A vigorous performance might damage a costume, but it doesn't mean it gets thrown away.
McConnell, along with Nancy Kulow, Elaine Clarke, Mike Hoffman, Keri Fagg and Shirley Fry, have been in the process of reconditioning and categorizing the thousands of costumes that range from 17th century ball gowns, to wedding dresses, to confederate soldiers to a gorilla suit for almost two years.
Every fashion era is represented among the garments hanging on racks and items filling the shelves in the theater storage area. Donations of unique shoes, hats, accessories, jewelry pieces and clothing are accepted by the theater.

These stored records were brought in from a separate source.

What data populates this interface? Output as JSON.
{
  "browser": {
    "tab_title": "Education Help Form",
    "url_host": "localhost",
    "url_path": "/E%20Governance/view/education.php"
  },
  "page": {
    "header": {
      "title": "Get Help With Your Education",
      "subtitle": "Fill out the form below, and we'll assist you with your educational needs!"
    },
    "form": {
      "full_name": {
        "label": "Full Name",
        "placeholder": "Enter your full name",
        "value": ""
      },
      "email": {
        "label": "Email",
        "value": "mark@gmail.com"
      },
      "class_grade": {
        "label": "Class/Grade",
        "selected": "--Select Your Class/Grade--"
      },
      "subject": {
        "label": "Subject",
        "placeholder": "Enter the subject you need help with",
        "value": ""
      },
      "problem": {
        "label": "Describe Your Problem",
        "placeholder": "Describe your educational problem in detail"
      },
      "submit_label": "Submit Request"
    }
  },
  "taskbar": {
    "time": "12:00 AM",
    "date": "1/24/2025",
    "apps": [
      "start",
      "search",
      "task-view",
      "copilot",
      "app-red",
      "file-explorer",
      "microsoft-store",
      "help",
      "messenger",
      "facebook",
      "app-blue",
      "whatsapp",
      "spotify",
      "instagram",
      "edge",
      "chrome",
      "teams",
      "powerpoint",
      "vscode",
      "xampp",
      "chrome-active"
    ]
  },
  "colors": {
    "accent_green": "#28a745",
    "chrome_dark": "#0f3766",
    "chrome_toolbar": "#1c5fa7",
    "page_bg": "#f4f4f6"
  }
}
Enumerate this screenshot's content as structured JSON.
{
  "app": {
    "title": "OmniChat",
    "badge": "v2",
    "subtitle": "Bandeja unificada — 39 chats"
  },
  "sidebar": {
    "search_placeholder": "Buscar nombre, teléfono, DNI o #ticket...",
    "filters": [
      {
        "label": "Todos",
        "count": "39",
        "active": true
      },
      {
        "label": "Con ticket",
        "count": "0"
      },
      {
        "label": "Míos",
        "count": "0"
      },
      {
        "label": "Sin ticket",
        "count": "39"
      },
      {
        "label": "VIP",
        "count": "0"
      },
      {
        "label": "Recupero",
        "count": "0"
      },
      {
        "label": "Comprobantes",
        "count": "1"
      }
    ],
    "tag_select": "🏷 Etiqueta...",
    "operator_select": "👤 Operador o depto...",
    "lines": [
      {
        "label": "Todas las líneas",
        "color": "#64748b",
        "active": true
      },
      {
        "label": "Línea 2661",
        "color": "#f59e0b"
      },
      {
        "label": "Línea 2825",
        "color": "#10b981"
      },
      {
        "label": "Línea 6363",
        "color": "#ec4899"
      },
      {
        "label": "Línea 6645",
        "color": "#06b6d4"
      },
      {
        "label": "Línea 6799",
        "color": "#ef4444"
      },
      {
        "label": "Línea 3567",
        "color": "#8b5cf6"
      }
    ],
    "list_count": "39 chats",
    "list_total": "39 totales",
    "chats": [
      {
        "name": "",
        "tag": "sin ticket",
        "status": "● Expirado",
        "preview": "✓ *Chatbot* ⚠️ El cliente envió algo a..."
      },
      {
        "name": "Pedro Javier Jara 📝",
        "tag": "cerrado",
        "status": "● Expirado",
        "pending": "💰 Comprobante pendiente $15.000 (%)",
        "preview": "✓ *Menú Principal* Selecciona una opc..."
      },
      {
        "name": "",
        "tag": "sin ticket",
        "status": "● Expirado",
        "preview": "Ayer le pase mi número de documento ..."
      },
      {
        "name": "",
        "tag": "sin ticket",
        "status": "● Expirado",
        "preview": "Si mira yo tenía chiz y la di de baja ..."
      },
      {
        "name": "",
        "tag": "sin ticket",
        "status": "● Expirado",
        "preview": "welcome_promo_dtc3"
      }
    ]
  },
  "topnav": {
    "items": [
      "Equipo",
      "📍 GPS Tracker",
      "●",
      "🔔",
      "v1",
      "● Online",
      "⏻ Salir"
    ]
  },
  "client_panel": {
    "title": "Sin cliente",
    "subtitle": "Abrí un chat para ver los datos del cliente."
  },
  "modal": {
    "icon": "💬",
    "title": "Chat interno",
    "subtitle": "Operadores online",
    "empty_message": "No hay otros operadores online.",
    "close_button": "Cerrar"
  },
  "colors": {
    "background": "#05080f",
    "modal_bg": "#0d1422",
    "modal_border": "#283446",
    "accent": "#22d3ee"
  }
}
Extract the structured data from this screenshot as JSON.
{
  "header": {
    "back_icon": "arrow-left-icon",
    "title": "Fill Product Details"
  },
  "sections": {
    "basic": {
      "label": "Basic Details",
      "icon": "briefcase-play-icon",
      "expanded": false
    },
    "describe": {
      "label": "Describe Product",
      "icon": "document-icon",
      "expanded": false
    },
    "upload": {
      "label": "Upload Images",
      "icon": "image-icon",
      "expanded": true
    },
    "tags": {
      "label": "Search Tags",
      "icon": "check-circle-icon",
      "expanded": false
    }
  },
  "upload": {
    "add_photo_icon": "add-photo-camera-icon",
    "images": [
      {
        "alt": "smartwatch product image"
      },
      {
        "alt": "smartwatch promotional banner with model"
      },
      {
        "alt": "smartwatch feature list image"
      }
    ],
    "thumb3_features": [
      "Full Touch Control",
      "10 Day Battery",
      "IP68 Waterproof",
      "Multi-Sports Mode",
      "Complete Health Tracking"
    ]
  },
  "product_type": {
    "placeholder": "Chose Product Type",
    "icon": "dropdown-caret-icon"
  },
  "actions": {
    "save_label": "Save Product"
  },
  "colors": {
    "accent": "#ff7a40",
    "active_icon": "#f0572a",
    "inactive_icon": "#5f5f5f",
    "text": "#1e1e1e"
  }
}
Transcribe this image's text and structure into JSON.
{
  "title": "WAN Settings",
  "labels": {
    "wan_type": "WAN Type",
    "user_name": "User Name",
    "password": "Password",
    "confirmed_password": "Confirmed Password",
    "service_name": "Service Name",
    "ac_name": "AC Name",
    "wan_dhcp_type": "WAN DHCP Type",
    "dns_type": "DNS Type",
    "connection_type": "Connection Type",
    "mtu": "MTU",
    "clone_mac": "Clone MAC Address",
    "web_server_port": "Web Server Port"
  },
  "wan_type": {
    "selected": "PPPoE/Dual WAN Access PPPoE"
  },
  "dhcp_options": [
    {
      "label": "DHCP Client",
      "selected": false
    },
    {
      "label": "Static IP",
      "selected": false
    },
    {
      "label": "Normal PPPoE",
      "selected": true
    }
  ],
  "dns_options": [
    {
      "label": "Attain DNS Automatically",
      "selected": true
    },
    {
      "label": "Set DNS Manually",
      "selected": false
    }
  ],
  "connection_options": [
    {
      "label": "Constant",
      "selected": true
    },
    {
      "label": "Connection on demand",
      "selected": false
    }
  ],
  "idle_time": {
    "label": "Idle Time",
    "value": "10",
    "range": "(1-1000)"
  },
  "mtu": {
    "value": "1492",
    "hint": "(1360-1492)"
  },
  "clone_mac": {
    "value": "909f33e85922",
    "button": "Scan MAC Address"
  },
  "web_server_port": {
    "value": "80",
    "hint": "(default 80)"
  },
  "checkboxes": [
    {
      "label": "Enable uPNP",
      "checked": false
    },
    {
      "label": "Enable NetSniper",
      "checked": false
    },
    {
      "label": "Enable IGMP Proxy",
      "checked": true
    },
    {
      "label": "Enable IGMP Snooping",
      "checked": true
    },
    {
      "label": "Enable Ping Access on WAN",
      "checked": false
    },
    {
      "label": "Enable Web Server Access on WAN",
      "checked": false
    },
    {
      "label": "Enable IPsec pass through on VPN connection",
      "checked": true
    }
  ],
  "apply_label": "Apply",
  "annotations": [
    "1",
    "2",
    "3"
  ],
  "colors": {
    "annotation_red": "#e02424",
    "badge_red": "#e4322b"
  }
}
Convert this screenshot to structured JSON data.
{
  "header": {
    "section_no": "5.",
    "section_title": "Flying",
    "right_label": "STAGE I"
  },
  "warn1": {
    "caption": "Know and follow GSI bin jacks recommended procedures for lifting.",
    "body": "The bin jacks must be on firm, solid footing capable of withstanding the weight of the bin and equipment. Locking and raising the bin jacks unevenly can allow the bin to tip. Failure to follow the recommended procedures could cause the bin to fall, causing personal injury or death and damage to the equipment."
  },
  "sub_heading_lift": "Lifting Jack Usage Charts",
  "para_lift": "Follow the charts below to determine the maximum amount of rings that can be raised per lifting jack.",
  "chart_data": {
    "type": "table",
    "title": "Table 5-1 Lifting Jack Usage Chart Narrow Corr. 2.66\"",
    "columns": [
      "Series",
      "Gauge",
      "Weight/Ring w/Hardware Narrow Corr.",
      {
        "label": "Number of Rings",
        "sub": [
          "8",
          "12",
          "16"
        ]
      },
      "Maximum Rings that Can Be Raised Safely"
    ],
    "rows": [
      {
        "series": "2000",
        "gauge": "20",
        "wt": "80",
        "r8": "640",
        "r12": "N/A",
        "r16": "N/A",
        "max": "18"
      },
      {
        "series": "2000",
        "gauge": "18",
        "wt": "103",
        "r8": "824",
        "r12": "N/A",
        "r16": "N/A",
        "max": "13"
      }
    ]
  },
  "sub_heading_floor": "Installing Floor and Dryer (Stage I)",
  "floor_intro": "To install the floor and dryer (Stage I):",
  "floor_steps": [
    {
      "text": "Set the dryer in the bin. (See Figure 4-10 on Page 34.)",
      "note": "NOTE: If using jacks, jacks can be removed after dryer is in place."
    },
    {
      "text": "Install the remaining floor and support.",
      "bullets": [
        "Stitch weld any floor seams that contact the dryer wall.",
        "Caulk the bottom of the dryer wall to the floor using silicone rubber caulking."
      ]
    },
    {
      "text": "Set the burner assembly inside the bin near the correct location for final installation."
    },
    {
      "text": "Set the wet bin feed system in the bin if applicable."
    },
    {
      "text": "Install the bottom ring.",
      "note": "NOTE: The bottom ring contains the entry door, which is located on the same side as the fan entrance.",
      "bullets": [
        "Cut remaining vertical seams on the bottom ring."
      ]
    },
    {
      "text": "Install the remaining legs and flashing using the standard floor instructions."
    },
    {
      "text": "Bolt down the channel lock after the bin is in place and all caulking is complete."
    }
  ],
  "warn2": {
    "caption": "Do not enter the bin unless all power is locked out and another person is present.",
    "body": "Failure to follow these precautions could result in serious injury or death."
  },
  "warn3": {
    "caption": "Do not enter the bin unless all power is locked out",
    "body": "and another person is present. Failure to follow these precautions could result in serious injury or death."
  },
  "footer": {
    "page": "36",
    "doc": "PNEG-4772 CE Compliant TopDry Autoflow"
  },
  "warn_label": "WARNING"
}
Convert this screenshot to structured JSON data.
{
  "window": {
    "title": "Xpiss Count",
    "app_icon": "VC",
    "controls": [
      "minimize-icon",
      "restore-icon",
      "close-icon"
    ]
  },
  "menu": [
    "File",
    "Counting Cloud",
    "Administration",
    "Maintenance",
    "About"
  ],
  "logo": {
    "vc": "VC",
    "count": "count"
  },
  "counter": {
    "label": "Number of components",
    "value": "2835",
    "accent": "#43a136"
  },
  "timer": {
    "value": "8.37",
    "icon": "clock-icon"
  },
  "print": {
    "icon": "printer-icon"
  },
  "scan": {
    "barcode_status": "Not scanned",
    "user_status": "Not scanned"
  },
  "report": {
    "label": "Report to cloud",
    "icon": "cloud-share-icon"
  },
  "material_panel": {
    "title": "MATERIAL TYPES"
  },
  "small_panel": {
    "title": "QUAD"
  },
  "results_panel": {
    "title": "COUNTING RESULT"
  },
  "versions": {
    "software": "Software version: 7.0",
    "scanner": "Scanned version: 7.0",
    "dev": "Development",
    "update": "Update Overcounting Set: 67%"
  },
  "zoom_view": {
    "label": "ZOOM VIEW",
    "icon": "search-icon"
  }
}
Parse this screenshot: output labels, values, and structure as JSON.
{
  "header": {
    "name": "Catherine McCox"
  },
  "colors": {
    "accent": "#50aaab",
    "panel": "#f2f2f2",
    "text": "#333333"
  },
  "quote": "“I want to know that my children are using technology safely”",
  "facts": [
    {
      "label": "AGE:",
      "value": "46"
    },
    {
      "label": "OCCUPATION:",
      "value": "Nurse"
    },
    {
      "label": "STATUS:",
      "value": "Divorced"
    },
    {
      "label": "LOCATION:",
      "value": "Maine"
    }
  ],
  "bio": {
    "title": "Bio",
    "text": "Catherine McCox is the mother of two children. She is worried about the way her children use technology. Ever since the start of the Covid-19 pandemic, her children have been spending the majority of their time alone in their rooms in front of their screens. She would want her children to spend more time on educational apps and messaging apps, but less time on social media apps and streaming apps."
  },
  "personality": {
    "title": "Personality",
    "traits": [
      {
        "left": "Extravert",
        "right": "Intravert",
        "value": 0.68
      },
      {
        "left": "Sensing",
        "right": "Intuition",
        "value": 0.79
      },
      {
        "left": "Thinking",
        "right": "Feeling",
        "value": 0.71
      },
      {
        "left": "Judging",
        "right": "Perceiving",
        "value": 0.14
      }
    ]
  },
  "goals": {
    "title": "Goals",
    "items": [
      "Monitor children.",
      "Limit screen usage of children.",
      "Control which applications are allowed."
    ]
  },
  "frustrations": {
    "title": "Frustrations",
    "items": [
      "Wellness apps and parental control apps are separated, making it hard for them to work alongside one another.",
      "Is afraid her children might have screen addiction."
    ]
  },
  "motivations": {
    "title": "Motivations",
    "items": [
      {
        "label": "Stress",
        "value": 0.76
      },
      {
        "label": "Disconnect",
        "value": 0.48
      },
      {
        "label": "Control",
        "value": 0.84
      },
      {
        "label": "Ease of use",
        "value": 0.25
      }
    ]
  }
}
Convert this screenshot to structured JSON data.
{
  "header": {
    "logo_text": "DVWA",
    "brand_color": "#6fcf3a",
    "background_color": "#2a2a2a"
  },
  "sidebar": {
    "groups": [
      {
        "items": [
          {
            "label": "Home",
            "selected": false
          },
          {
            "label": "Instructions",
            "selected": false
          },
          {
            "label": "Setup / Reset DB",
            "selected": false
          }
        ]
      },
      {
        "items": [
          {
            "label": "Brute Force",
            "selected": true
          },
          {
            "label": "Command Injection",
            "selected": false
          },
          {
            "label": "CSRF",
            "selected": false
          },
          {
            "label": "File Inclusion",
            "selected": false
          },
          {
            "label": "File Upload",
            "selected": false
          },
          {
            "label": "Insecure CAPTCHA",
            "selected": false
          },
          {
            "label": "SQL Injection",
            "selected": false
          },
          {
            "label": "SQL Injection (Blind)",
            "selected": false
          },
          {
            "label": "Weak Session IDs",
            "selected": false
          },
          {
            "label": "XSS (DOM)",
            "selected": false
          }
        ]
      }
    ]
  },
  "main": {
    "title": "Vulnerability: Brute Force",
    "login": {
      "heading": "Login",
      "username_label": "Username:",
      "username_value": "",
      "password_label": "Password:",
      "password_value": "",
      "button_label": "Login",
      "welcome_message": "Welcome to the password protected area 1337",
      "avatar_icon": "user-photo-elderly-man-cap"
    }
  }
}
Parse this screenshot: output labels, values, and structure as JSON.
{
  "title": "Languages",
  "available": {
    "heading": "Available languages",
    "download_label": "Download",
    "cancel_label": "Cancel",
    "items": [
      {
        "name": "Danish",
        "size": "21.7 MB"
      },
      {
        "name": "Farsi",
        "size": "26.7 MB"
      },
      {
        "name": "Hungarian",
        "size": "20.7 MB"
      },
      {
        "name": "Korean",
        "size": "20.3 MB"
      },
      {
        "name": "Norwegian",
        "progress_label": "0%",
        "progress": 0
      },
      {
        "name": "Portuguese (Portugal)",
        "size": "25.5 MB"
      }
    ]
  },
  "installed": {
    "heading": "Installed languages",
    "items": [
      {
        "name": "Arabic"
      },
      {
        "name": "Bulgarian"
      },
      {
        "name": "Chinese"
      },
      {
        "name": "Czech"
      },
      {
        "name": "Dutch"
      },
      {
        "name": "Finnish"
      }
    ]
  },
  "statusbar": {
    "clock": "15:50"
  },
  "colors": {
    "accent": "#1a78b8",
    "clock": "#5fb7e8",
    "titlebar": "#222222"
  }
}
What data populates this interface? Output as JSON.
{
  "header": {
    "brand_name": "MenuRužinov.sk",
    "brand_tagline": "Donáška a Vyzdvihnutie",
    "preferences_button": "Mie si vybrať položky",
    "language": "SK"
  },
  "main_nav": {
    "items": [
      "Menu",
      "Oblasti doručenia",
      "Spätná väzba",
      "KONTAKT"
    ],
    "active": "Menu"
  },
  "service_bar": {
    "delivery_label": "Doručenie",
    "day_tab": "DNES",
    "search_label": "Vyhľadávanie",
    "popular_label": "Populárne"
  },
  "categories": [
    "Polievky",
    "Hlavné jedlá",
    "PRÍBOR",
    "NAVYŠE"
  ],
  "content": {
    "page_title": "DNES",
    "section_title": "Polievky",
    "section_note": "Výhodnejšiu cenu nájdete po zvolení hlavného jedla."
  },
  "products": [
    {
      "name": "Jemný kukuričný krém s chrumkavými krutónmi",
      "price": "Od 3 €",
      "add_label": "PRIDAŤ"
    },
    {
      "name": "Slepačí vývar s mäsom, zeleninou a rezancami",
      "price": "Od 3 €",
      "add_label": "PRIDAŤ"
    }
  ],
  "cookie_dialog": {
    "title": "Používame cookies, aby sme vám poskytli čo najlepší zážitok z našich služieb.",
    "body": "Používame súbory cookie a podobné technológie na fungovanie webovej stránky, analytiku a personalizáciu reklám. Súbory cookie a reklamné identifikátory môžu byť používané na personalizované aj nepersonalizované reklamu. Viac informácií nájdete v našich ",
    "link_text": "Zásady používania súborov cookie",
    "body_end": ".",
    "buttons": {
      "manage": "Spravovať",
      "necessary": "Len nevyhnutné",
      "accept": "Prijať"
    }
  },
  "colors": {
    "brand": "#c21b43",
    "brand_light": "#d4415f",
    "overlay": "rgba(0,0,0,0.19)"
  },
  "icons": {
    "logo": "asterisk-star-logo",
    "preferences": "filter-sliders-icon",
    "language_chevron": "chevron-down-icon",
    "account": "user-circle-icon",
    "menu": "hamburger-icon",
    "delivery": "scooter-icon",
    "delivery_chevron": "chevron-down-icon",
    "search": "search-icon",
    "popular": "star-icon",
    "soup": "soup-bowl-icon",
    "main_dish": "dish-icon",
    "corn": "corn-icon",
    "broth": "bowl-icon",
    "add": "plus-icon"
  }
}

"If someone donated a unique item for a show, it's probably still here," McConnell said. "We keep everything, but we do have to be selective in what we choose."
And if something is not available, McConnell said several local seamstresses, and mothers during the children's productions, create whatever is needed for the costumes.
Twenty-five years of props are also stored at the theater.
"Carl McKinney, one of our board members, takes care of them," she said. "Whatever we need, Carl finds it for us."
Although she has worked behind the scenes and performed on the stage, McConnell enjoys the creativity of creating the costumes each character will wear during a production.
"Costuming always starts from scratch. It's a little time consuming, but I love doing all the research that it takes to create a costume that sets the right tone of the performance and fits the period of the play," she said. "You can't hodgepodge and just throw something together. The slightest detail makes all the difference to the actors, who use their costume as a starting point for creating their character."